  13. ^ Karcher, Hermann (1989-03-05). "The triply periodic minimal surfaces of Alan Schoen and their constant mean curvature companions". Manuscripta Mathematica. 64 (3): 291–357. doi:10.1007/BF01165824. S2CID 119894224.
  14. ^ Adam G. Weyhaupt. New families of embedded triply periodic minimal surfaces of genus three in euclidean space. PhD thesis, Indiana University, 2006
  15. ^ Fischer, W.; Koch, E. (1996-09-16). "Spanning minimal surfaces". Philosophical Transactions of the Royal Society of London. Series A: Mathematical, Physical and Engineering Sciences. 354 (1715). The Royal Society: 2105–2142. Bibcode:1996RSPTA.354.2105F. doi:10.1098/rsta.1996.0094. ISSN 1364-503X. S2CID 118170498.
  16. ^ Karcher, H.; Pinkall, U.; Sterling, I. (1988). "New minimal surfaces in S3". Journal of Differential Geometry. 28 (2). International Press of Boston: 169–185. doi:10.4310/jdg/1214442276. ISSN 0022-040X.
  17. ^ K. Polthier. New periodic minimal surfaces in h3. In G. Dziuk, G. Huisken, and J. Hutchinson, editors, Theoretical and Numerical Aspects of Geometric Variational Problems, volume 26, pages 201–210. CMA Canberra, 1991.
  18. ^ Góźdź, Wojciech T.; Hołyst, Robert (1996-11-01). "Triply periodic surfaces and multiply continuous structures from the Landau model of microemulsions". Physical Review E. 54 (5). American Physical Society (APS): 5012–5027. Bibcode:1996PhRvE..54.5012G. doi:10.1103/physreve.54.5012. ISSN 1063-651X. PMID 9965680.
  19. ^ Laurent Mazet, Martin Traizet, A quasi-periodic minimal surface, Commentarii Mathematici Helvetici, pp. 573–601, 2008 [1]

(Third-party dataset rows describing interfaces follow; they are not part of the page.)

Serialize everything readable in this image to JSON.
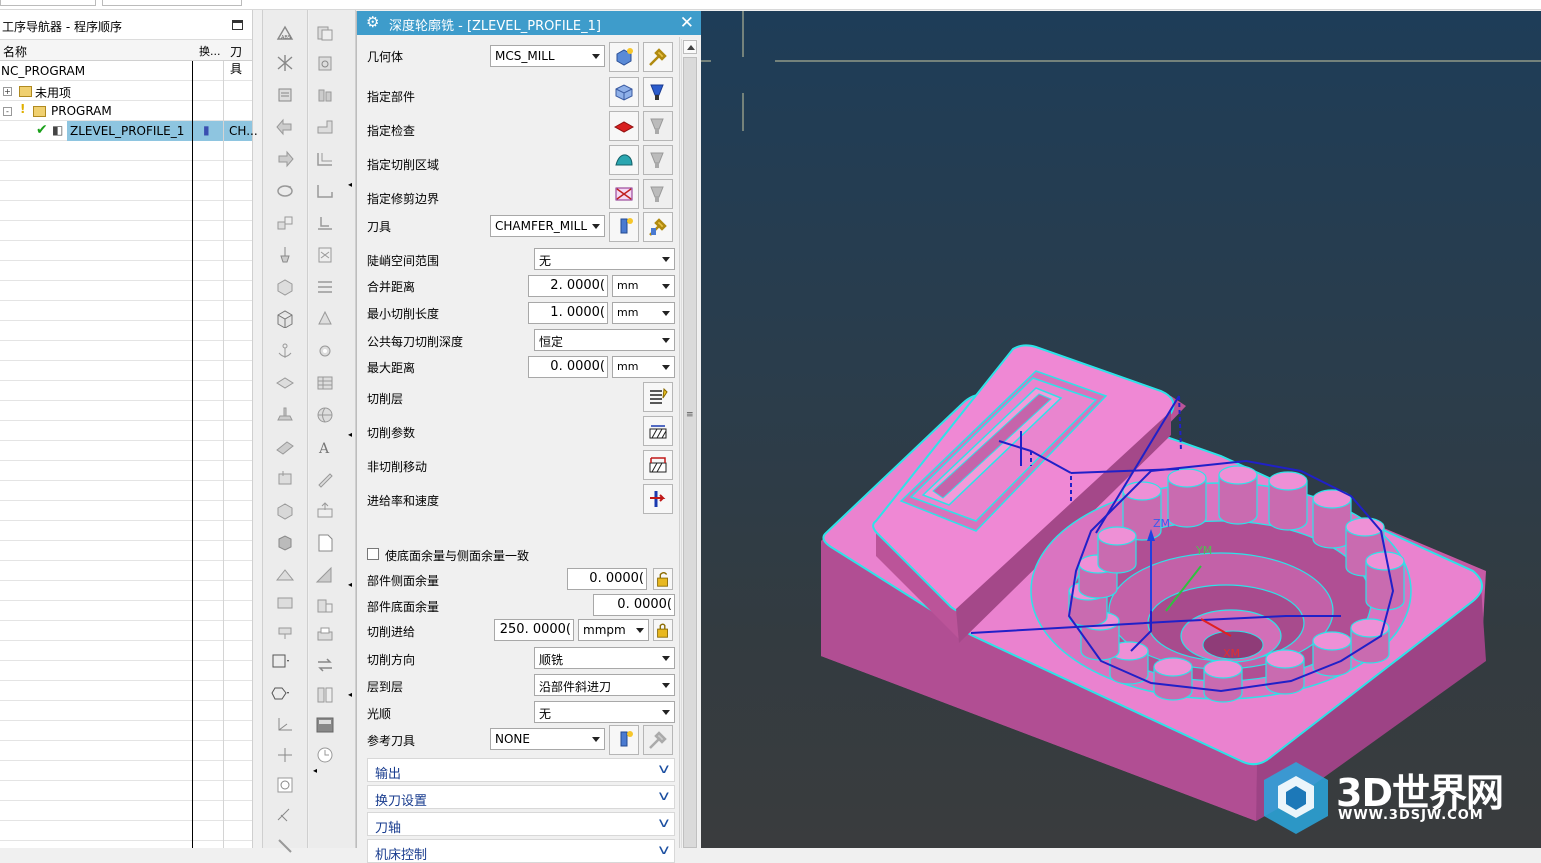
{
  "navigator": {
    "title": "工序导航器 - 程序顺序",
    "columns": {
      "name": "名称",
      "change": "换...",
      "tool": "刀具"
    },
    "rows": [
      {
        "label": "NC_PROGRAM"
      },
      {
        "label": "未用项"
      },
      {
        "label": "PROGRAM"
      },
      {
        "label": "ZLEVEL_PROFILE_1",
        "tool": "CH..."
      }
    ]
  },
  "dialog": {
    "title": "深度轮廓铣 - [ZLEVEL_PROFILE_1]",
    "geometry_label": "几何体",
    "geometry_value": "MCS_MILL",
    "specify_part": "指定部件",
    "specify_check": "指定检查",
    "specify_cut_area": "指定切削区域",
    "specify_trim": "指定修剪边界",
    "tool_label": "刀具",
    "tool_value": "CHAMFER_MILL",
    "steep_label": "陡峭空间范围",
    "steep_value": "无",
    "merge_label": "合并距离",
    "merge_value": "2. 0000(",
    "merge_unit": "mm",
    "min_cut_label": "最小切削长度",
    "min_cut_value": "1. 0000(",
    "min_cut_unit": "mm",
    "depth_label": "公共每刀切削深度",
    "depth_value": "恒定",
    "max_dist_label": "最大距离",
    "max_dist_value": "0. 0000(",
    "max_dist_unit": "mm",
    "cut_levels": "切削层",
    "cut_params": "切削参数",
    "non_cut": "非切削移动",
    "feeds": "进给率和速度",
    "floor_same": "使底面余量与侧面余量一致",
    "side_stock_label": "部件侧面余量",
    "side_stock_value": "0. 0000(",
    "floor_stock_label": "部件底面余量",
    "floor_stock_value": "0. 0000(",
    "feed_label": "切削进给",
    "feed_value": "250. 0000(",
    "feed_unit": "mmpm",
    "cut_dir_label": "切削方向",
    "cut_dir_value": "顺铣",
    "level_label": "层到层",
    "level_value": "沿部件斜进刀",
    "smooth_label": "光顺",
    "smooth_value": "无",
    "ref_tool_label": "参考刀具",
    "ref_tool_value": "NONE",
    "sections": [
      "输出",
      "换刀设置",
      "刀轴",
      "机床控制"
    ]
  },
  "viewport": {
    "axis_zm": "ZM",
    "axis_xm": "XM",
    "axis_ym": "YM"
  },
  "watermark": {
    "text": "3D世界网",
    "url": "WWW.3DSJW.COM"
  },
  "colors": {
    "title_bar": "#3e9ccb",
    "selection": "#8ec5e0",
    "part_face": "#ec7dc6",
    "part_edge": "#2de3e8",
    "toolpath": "#2020c8"
  }
}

  20. ^ Sheng, Qing; Elser, Veit (1994-04-01). "Quasicrystalline minimal surfaces". Physical Review B. 49 (14). American Physical Society (APS): 9977–9980. Bibcode:1994PhRvB..49.9977S. doi:10.1103/physrevb.49.9977. ISSN 0163-1829. PMID 10009804.